----- DATA FOR REVIEW -----

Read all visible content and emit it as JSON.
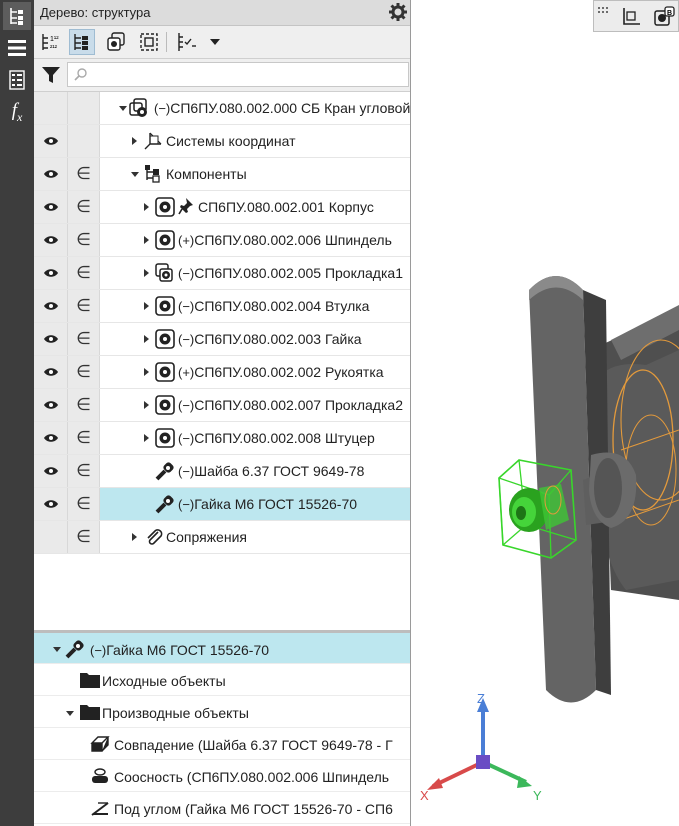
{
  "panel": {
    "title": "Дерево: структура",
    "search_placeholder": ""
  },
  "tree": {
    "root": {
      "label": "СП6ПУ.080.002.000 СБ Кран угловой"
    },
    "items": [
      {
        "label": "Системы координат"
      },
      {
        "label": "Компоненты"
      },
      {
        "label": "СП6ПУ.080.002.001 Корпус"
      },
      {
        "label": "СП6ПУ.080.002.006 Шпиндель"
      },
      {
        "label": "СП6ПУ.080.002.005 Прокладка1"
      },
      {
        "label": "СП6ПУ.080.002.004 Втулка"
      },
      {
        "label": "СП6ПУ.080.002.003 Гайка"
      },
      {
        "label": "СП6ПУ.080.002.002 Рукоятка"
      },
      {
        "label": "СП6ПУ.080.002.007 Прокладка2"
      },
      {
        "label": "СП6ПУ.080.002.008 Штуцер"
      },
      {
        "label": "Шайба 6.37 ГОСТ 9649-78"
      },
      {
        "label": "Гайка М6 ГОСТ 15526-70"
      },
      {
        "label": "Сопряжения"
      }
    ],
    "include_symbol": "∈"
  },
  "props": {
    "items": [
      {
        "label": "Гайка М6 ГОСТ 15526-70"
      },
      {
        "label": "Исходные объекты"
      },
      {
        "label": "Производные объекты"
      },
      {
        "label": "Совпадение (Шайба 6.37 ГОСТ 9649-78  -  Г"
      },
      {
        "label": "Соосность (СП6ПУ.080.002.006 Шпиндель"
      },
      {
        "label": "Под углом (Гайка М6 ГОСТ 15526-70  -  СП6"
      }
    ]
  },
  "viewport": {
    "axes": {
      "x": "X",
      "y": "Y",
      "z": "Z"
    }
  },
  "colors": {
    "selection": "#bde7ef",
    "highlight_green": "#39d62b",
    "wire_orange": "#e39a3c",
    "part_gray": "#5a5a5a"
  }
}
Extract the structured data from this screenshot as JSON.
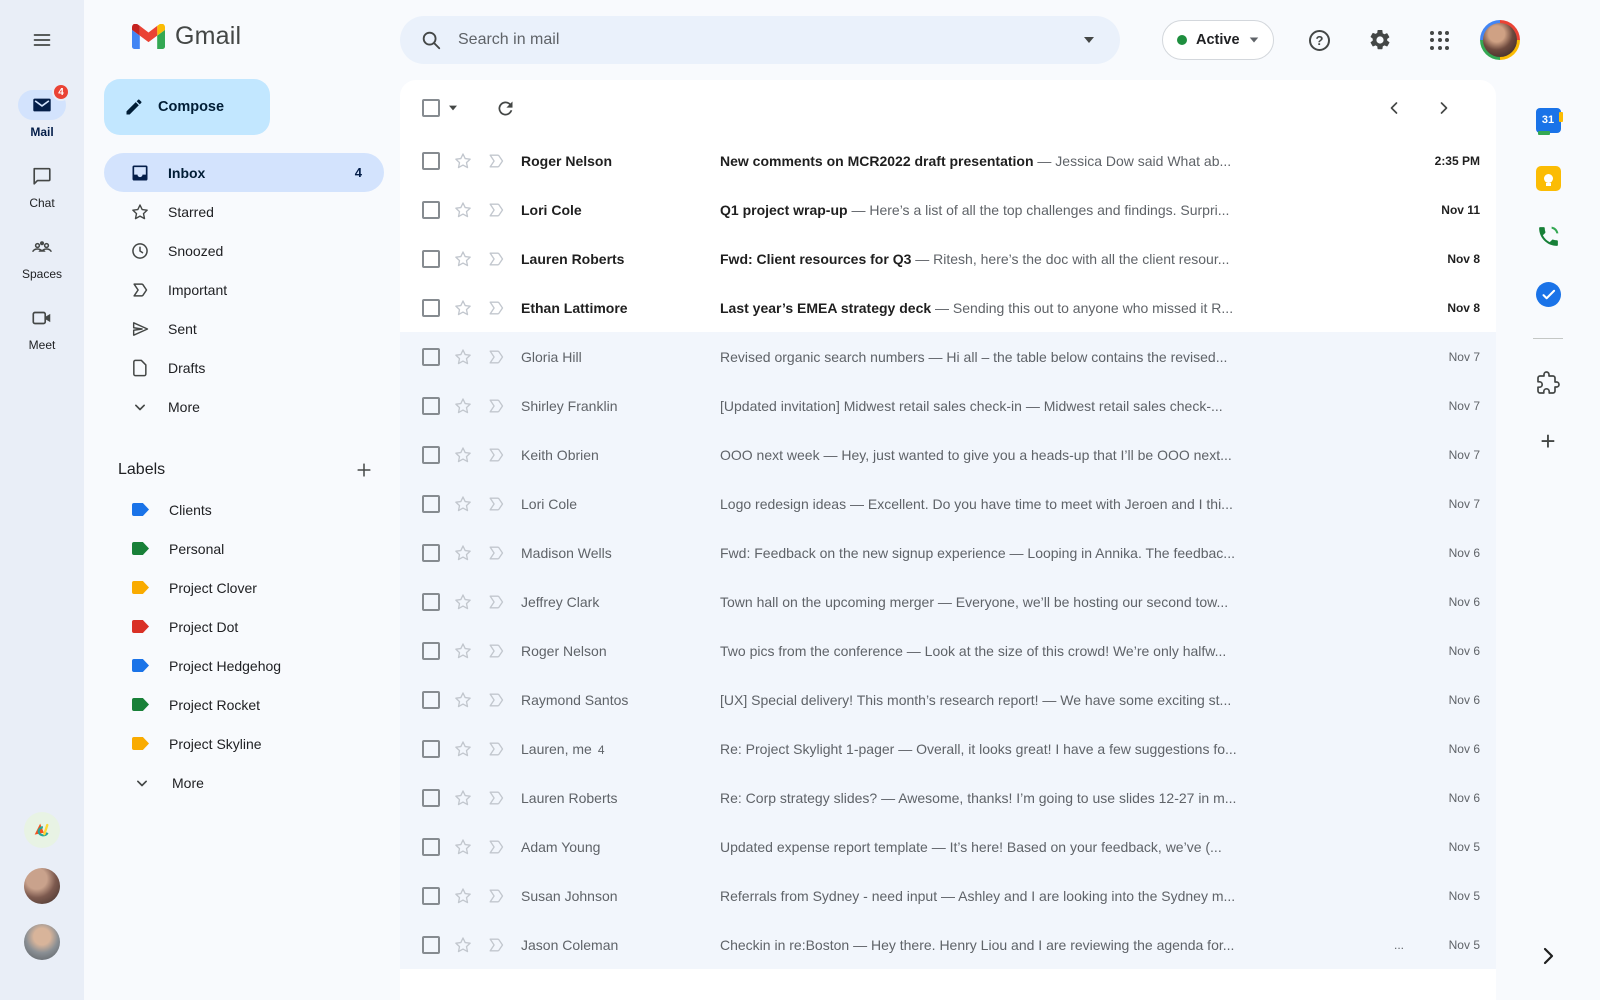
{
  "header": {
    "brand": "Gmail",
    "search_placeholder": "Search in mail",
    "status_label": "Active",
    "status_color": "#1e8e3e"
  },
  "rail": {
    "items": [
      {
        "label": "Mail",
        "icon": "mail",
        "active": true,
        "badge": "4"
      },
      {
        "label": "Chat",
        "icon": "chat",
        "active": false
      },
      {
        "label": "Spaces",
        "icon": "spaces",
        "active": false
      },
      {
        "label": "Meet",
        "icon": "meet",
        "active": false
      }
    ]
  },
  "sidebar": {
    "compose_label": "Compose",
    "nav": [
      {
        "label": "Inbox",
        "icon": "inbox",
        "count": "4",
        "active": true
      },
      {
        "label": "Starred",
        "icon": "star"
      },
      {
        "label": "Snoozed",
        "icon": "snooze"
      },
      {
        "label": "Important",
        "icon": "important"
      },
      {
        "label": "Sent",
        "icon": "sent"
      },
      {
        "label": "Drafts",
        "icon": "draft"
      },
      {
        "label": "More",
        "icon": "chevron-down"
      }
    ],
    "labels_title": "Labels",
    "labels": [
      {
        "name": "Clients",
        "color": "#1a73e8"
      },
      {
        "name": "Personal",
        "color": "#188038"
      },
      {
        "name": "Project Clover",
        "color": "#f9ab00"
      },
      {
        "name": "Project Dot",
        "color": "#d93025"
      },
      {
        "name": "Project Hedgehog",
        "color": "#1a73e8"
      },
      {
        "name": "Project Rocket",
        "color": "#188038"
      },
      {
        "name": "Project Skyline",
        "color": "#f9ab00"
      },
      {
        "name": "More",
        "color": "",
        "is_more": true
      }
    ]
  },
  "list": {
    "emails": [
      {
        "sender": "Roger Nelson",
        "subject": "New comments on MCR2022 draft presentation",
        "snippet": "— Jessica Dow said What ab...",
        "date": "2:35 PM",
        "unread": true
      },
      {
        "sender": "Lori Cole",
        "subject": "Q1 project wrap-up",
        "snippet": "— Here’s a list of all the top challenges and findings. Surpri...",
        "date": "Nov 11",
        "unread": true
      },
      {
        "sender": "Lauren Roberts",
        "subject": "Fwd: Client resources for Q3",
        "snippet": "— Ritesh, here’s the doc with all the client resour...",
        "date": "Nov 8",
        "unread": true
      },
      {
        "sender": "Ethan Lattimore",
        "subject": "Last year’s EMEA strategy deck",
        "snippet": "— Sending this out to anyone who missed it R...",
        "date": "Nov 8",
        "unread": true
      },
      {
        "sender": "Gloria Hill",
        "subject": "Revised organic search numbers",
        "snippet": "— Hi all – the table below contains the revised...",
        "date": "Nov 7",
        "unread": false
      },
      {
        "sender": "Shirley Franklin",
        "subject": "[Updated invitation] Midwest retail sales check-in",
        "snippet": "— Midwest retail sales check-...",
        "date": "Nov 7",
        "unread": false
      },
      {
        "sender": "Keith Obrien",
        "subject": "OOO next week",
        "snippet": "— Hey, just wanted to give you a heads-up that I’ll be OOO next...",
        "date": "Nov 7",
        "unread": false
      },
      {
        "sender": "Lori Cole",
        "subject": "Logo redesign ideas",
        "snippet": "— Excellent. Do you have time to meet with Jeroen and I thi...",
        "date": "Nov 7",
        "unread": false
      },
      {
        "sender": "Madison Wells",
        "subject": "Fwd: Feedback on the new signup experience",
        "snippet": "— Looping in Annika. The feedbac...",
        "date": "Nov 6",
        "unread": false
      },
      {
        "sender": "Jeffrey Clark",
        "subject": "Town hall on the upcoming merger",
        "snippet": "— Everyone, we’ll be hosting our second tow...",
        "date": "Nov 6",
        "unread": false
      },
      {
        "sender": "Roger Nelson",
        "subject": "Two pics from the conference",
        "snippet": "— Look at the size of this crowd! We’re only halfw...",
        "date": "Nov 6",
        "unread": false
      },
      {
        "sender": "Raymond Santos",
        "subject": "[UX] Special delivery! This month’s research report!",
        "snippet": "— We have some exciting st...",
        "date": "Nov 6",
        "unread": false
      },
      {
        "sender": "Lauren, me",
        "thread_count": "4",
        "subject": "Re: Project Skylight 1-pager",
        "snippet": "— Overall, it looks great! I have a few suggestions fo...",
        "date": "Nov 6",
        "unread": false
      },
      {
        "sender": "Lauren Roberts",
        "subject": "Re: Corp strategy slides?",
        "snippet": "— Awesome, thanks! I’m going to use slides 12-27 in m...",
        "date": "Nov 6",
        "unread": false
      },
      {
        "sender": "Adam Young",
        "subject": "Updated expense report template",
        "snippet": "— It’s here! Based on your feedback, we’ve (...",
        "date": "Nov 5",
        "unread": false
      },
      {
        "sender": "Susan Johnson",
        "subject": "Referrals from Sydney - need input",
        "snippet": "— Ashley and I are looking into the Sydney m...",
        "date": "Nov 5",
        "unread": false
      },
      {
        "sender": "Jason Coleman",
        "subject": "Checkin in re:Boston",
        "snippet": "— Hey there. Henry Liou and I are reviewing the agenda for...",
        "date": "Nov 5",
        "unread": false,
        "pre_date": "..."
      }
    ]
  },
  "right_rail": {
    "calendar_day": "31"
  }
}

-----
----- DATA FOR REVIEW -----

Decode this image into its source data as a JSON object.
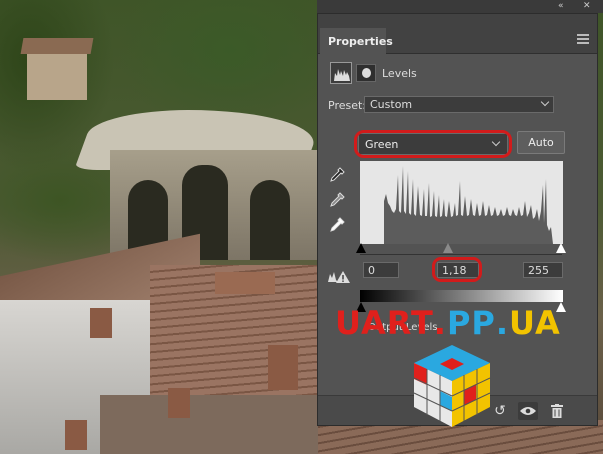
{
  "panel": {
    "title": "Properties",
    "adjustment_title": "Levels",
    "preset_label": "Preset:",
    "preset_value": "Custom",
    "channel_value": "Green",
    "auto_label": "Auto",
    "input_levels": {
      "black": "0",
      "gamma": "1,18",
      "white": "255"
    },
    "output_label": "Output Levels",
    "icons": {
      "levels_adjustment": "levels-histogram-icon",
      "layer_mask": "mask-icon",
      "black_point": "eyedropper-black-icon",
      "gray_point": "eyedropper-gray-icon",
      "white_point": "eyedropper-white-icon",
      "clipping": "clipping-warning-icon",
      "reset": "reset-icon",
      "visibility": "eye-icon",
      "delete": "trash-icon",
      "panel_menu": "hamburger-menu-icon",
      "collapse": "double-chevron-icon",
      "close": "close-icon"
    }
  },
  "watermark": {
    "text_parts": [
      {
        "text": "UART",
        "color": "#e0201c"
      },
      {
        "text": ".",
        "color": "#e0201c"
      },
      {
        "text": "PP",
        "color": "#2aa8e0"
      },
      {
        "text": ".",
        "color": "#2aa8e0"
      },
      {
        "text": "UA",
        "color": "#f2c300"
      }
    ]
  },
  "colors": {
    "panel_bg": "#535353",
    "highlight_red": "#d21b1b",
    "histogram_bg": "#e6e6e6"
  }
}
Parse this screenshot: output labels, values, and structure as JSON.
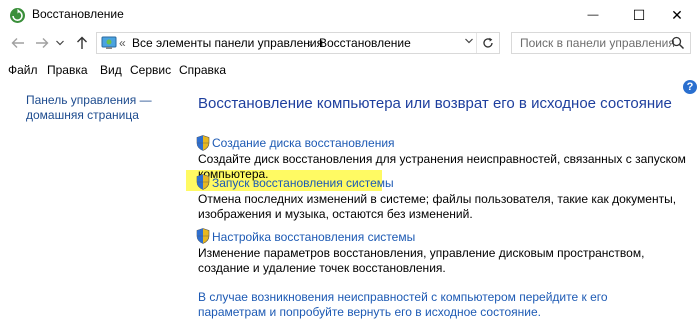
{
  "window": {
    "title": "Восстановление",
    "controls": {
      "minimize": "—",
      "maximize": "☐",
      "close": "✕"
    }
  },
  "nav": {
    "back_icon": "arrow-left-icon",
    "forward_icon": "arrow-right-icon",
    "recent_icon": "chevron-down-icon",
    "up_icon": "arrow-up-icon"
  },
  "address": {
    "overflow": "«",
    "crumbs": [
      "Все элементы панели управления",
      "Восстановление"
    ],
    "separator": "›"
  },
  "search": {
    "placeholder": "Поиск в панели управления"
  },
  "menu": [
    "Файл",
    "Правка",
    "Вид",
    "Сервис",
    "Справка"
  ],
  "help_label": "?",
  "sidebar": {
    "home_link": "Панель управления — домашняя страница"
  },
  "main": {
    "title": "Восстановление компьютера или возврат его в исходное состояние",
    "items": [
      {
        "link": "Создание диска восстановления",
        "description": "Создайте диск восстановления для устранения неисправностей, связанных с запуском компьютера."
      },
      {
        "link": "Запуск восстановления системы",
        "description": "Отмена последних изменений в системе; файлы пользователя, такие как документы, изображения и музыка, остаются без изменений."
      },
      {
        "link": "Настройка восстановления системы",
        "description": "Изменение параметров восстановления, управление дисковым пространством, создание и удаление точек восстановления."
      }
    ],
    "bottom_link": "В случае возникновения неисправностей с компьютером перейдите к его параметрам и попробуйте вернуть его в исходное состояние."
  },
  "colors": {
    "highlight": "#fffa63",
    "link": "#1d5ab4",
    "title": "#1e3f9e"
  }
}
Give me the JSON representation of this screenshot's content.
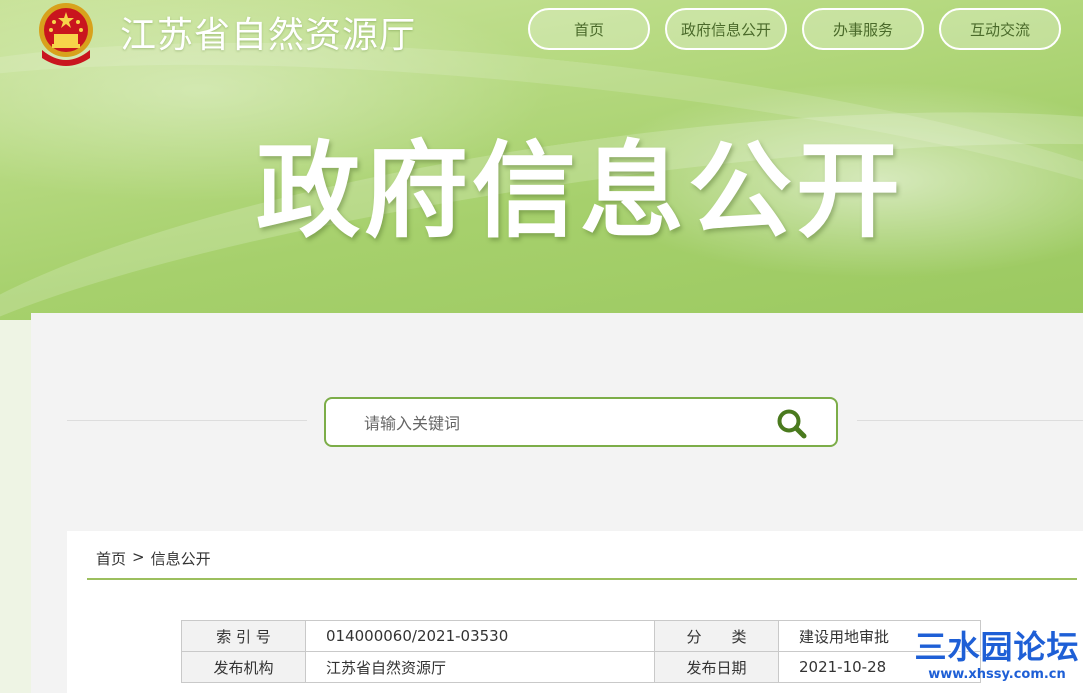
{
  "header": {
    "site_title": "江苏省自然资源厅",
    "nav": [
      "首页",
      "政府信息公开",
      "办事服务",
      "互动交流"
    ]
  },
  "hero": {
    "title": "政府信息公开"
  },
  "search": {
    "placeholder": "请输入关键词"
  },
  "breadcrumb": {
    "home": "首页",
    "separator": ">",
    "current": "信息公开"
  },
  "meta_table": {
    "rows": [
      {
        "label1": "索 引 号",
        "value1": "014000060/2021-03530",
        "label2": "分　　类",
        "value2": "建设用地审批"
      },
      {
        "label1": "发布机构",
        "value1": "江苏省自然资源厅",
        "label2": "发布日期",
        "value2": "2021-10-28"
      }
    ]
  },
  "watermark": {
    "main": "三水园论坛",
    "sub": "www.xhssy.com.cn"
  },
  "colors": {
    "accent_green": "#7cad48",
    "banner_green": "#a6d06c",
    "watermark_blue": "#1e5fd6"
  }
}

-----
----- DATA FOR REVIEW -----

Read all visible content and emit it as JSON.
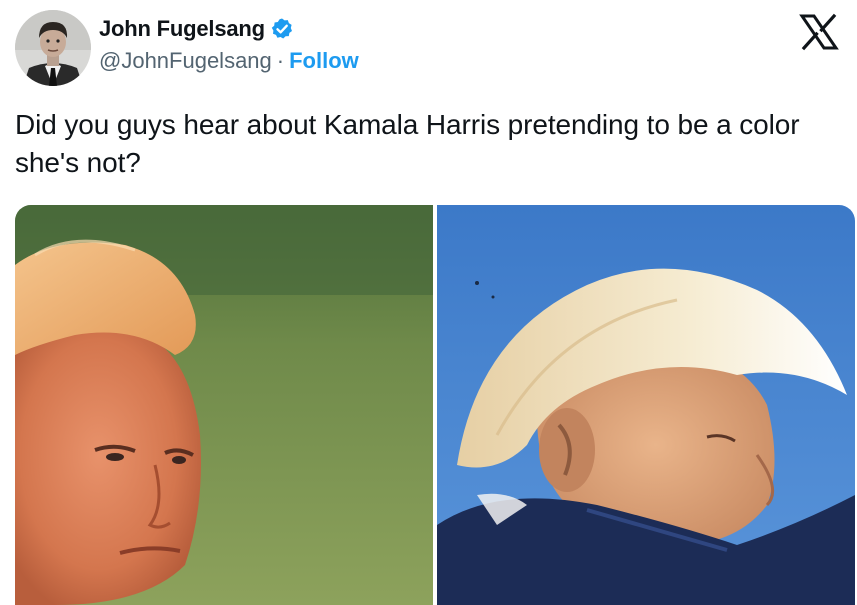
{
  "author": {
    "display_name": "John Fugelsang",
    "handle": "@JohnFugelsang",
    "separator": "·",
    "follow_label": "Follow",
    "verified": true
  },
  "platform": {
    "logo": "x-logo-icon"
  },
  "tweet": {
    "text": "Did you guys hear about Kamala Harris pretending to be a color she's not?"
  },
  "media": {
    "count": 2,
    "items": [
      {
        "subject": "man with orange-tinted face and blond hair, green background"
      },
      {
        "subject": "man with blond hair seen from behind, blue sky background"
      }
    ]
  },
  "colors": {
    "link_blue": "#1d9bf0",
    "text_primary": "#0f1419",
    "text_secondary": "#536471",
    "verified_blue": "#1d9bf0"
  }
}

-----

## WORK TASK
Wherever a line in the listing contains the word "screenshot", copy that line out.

## EXERCISE ANSWER
Extract the structured data from this screenshot as JSON.
Parse this screenshot: output labels, values, and structure as JSON.
Give me the JSON representation of this screenshot's content.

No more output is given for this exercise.